The supercomputers of tomorrow might not be quite as speedy as was once hoped. Since their inception in the 1980s, quantum computers have promised to usher in a new era of super-fast number-crunching by taking advantage of the exotic properties of quantum-scale particles. But now, researchers at the National Institute of Standards and Technology (NIST) in Maryland, USA, have refined the upper speed-limit of quantum processors, and it’s not as fast as was previously thought.

Classical computers use transistor ‘bits’ to encode information, which can take either of two states, 0 or 1. But computer manufacturers are beginning to reach a fundamental limit on the number of bits they can physically cram in, preventing the creation of ever more powerful computers needed in fields such as climate forecasting.

Quantum computers are one possible solution. Instead of bits, they use quantum bits or ‘qubits’, single atoms or photons that are isolated from the rest of the world and can therefore exist in a ‘superposition’ of states, 0 and 1. When many of these qubits are ‘entangled’ together this allows them to be used for multiple calculations at once. At least, that’s the theory. In practice, it’s very difficult to build a working quantum computer, not least because nobody really understands the mysterious properties of the quantum world.

One uncertainty relates to how quickly information can be transferred between qubits, which depends upon the time required for them to become ‘entangled’. In 2005, research suggested this was proportional to the logarithm of the quantum system’s size, meaning that entanglement could potentially be sped up exponentially by long-range qubit interactions. But in a paper just published in Physical Review Letters, the NIST researchers have proven that the required time increases much more sharply, placing a much stricter speed-limit on the quantum processor.

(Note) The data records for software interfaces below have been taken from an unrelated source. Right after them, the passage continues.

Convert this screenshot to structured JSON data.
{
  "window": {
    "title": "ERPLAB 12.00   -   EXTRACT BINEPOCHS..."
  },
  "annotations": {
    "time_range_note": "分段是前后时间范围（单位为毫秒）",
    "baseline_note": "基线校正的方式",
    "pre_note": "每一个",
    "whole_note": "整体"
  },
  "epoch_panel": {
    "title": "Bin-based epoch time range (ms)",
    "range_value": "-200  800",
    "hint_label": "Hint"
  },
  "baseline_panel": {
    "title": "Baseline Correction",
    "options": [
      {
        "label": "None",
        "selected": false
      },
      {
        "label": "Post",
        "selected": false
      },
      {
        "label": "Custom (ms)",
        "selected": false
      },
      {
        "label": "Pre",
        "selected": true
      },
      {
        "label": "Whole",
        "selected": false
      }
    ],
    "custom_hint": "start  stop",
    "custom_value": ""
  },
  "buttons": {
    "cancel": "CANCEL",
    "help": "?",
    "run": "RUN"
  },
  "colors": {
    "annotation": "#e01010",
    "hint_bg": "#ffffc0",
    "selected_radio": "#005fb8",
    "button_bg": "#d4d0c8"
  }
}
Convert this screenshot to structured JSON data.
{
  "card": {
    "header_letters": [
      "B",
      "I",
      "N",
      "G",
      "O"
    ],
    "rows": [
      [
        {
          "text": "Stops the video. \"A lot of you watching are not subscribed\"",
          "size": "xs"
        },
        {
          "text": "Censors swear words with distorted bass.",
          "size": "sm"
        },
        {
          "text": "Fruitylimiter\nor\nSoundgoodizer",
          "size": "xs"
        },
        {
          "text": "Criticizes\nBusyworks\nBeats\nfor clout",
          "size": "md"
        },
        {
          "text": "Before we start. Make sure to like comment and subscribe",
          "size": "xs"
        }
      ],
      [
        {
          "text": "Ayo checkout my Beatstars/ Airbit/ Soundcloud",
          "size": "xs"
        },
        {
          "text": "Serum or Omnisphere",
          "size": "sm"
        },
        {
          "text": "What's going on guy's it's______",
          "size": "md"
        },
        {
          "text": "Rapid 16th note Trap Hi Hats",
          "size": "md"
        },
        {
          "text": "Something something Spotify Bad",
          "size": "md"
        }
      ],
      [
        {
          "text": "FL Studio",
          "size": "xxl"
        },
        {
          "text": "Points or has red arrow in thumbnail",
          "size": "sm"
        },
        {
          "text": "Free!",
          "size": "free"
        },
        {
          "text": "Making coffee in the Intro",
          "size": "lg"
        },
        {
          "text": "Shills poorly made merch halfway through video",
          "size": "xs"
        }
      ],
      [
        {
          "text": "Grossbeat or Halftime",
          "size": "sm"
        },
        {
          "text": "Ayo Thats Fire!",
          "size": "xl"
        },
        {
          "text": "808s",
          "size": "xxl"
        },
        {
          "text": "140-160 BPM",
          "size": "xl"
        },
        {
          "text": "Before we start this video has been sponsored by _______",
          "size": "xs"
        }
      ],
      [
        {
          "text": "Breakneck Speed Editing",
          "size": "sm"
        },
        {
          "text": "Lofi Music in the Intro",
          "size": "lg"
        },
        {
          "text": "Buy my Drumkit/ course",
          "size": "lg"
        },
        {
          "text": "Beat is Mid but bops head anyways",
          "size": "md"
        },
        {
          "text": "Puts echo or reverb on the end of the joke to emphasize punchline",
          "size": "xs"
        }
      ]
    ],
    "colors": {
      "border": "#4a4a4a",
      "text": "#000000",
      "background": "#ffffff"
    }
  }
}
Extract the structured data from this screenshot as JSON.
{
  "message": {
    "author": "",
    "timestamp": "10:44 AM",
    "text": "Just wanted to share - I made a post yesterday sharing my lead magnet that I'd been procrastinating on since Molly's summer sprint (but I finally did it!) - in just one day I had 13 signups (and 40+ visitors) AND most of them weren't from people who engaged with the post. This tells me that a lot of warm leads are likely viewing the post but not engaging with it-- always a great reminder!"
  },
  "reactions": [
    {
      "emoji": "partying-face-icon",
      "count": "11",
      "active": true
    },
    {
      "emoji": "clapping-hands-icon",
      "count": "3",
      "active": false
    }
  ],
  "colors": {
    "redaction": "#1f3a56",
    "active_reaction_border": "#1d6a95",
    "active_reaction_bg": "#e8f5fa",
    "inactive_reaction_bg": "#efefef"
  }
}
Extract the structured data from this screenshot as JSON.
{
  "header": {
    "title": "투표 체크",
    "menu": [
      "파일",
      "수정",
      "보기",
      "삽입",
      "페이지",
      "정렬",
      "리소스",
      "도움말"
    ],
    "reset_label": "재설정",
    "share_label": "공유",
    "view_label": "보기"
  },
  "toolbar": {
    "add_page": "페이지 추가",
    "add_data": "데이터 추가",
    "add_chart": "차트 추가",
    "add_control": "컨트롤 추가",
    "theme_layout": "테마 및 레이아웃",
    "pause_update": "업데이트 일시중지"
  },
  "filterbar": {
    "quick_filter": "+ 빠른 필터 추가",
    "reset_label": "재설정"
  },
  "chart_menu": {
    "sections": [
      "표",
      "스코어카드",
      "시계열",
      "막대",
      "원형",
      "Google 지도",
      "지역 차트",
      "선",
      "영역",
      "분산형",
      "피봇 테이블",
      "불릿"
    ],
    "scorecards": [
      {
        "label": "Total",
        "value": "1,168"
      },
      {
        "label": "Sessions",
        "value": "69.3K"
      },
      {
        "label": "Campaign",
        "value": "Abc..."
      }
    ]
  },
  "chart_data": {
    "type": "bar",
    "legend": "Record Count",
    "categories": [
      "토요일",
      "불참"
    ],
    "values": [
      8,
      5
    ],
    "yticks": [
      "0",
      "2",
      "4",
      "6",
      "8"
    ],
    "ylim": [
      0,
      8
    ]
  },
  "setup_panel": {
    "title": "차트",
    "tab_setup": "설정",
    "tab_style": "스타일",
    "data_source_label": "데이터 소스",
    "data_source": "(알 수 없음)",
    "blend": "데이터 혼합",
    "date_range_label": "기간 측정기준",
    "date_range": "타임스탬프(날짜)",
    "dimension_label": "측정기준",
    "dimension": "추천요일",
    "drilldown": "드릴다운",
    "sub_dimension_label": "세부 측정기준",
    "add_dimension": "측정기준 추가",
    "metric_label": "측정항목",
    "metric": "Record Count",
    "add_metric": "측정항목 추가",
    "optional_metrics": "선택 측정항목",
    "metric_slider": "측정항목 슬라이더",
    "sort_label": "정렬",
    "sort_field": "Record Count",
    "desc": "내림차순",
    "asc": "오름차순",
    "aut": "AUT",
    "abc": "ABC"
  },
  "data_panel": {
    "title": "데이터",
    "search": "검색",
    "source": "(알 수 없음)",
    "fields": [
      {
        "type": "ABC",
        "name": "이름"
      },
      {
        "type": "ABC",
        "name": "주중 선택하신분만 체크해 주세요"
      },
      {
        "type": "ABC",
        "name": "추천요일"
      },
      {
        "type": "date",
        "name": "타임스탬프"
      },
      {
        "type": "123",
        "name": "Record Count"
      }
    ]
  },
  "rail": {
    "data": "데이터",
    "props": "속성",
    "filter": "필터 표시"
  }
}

This isn’t all bad news. The new result represents another step forward in our understanding of the quantum property of entanglement,and pinning down their potential performance may help us, eventually, to build more efficient quantum computers.